How to complete this task
Write out the records beneath this line exactly as they appear, minus any images.

Recorded data
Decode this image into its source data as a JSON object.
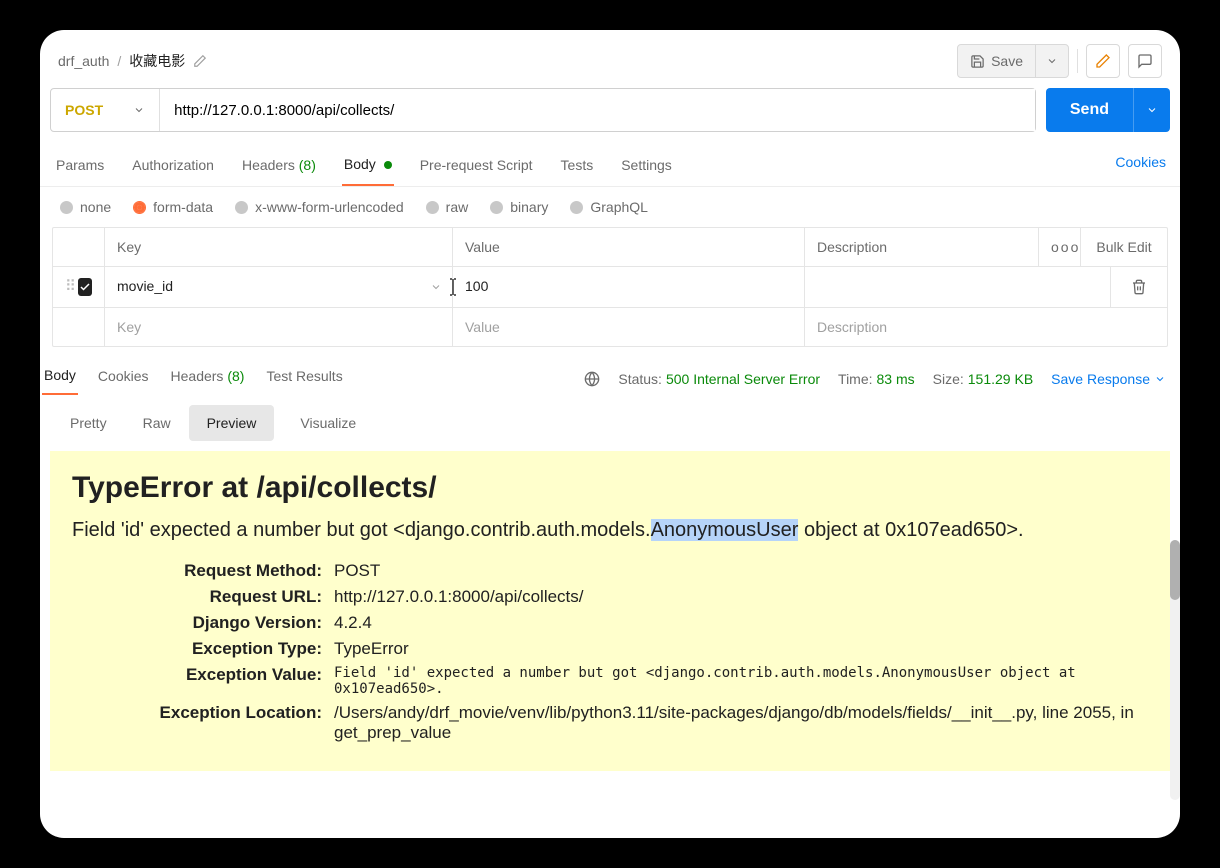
{
  "breadcrumb": {
    "root": "drf_auth",
    "sep": "/",
    "name": "收藏电影"
  },
  "toolbar": {
    "save": "Save"
  },
  "request": {
    "method": "POST",
    "url": "http://127.0.0.1:8000/api/collects/",
    "send": "Send"
  },
  "tabs": {
    "params": "Params",
    "auth": "Authorization",
    "headers": "Headers",
    "headers_count": "(8)",
    "body": "Body",
    "prereq": "Pre-request Script",
    "tests": "Tests",
    "settings": "Settings",
    "cookies": "Cookies"
  },
  "body_types": {
    "none": "none",
    "formdata": "form-data",
    "xform": "x-www-form-urlencoded",
    "raw": "raw",
    "binary": "binary",
    "graphql": "GraphQL"
  },
  "kv": {
    "head_key": "Key",
    "head_value": "Value",
    "head_desc": "Description",
    "more": "ooo",
    "bulk": "Bulk Edit",
    "rows": [
      {
        "key": "movie_id",
        "value": "100",
        "desc": ""
      }
    ],
    "ph_key": "Key",
    "ph_value": "Value",
    "ph_desc": "Description"
  },
  "response": {
    "tabs": {
      "body": "Body",
      "cookies": "Cookies",
      "headers": "Headers",
      "headers_count": "(8)",
      "tests": "Test Results"
    },
    "status_label": "Status:",
    "status_value": "500 Internal Server Error",
    "time_label": "Time:",
    "time_value": "83 ms",
    "size_label": "Size:",
    "size_value": "151.29 KB",
    "save": "Save Response",
    "view_tabs": {
      "pretty": "Pretty",
      "raw": "Raw",
      "preview": "Preview",
      "vis": "Visualize"
    },
    "error": {
      "title": "TypeError at /api/collects/",
      "sub_pre": "Field 'id' expected a number but got <django.contrib.auth.models.",
      "sub_hl": "AnonymousUser",
      "sub_post": " object at 0x107ead650>.",
      "meta": {
        "method_k": "Request Method:",
        "method_v": "POST",
        "url_k": "Request URL:",
        "url_v": "http://127.0.0.1:8000/api/collects/",
        "django_k": "Django Version:",
        "django_v": "4.2.4",
        "etype_k": "Exception Type:",
        "etype_v": "TypeError",
        "eval_k": "Exception Value:",
        "eval_v": "Field 'id' expected a number but got <django.contrib.auth.models.AnonymousUser object at 0x107ead650>.",
        "eloc_k": "Exception Location:",
        "eloc_v": "/Users/andy/drf_movie/venv/lib/python3.11/site-packages/django/db/models/fields/__init__.py, line 2055, in get_prep_value"
      }
    }
  }
}
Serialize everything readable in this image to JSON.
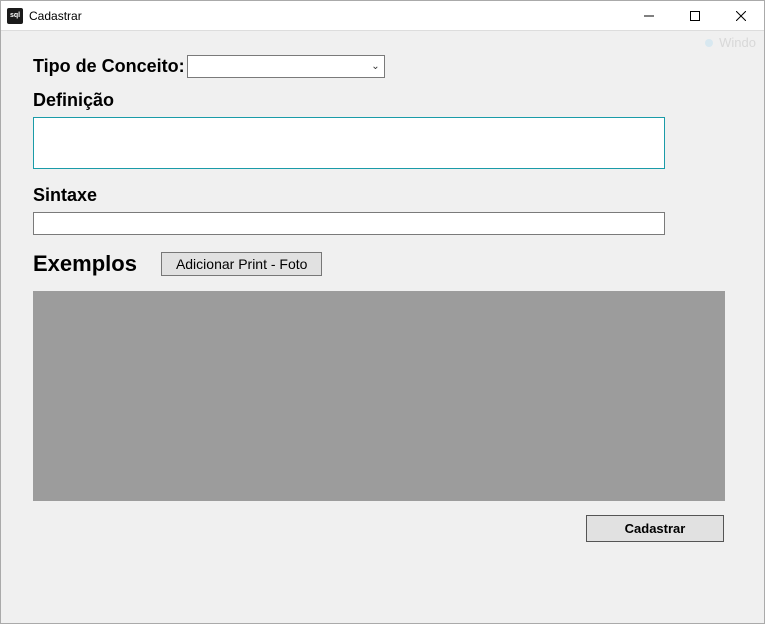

Solution for this exercise
Decode this image into its source data as a JSON object.
{
  "breadcrumb": {
    "root": "drf_auth",
    "sep": "/",
    "name": "收藏电影"
  },
  "toolbar": {
    "save": "Save"
  },
  "request": {
    "method": "POST",
    "url": "http://127.0.0.1:8000/api/collects/",
    "send": "Send"
  },
  "tabs": {
    "params": "Params",
    "auth": "Authorization",
    "headers": "Headers",
    "headers_count": "(8)",
    "body": "Body",
    "prereq": "Pre-request Script",
    "tests": "Tests",
    "settings": "Settings",
    "cookies": "Cookies"
  },
  "body_types": {
    "none": "none",
    "formdata": "form-data",
    "xform": "x-www-form-urlencoded",
    "raw": "raw",
    "binary": "binary",
    "graphql": "GraphQL"
  },
  "kv": {
    "head_key": "Key",
    "head_value": "Value",
    "head_desc": "Description",
    "more": "ooo",
    "bulk": "Bulk Edit",
    "rows": [
      {
        "key": "movie_id",
        "value": "100",
        "desc": ""
      }
    ],
    "ph_key": "Key",
    "ph_value": "Value",
    "ph_desc": "Description"
  },
  "response": {
    "tabs": {
      "body": "Body",
      "cookies": "Cookies",
      "headers": "Headers",
      "headers_count": "(8)",
      "tests": "Test Results"
    },
    "status_label": "Status:",
    "status_value": "500 Internal Server Error",
    "time_label": "Time:",
    "time_value": "83 ms",
    "size_label": "Size:",
    "size_value": "151.29 KB",
    "save": "Save Response",
    "view_tabs": {
      "pretty": "Pretty",
      "raw": "Raw",
      "preview": "Preview",
      "vis": "Visualize"
    },
    "error": {
      "title": "TypeError at /api/collects/",
      "sub_pre": "Field 'id' expected a number but got <django.contrib.auth.models.",
      "sub_hl": "AnonymousUser",
      "sub_post": " object at 0x107ead650>.",
      "meta": {
        "method_k": "Request Method:",
        "method_v": "POST",
        "url_k": "Request URL:",
        "url_v": "http://127.0.0.1:8000/api/collects/",
        "django_k": "Django Version:",
        "django_v": "4.2.4",
        "etype_k": "Exception Type:",
        "etype_v": "TypeError",
        "eval_k": "Exception Value:",
        "eval_v": "Field 'id' expected a number but got <django.contrib.auth.models.AnonymousUser object at 0x107ead650>.",
        "eloc_k": "Exception Location:",
        "eloc_v": "/Users/andy/drf_movie/venv/lib/python3.11/site-packages/django/db/models/fields/__init__.py, line 2055, in get_prep_value"
      }
    }
  }
}
Serialize everything readable in this image to JSON.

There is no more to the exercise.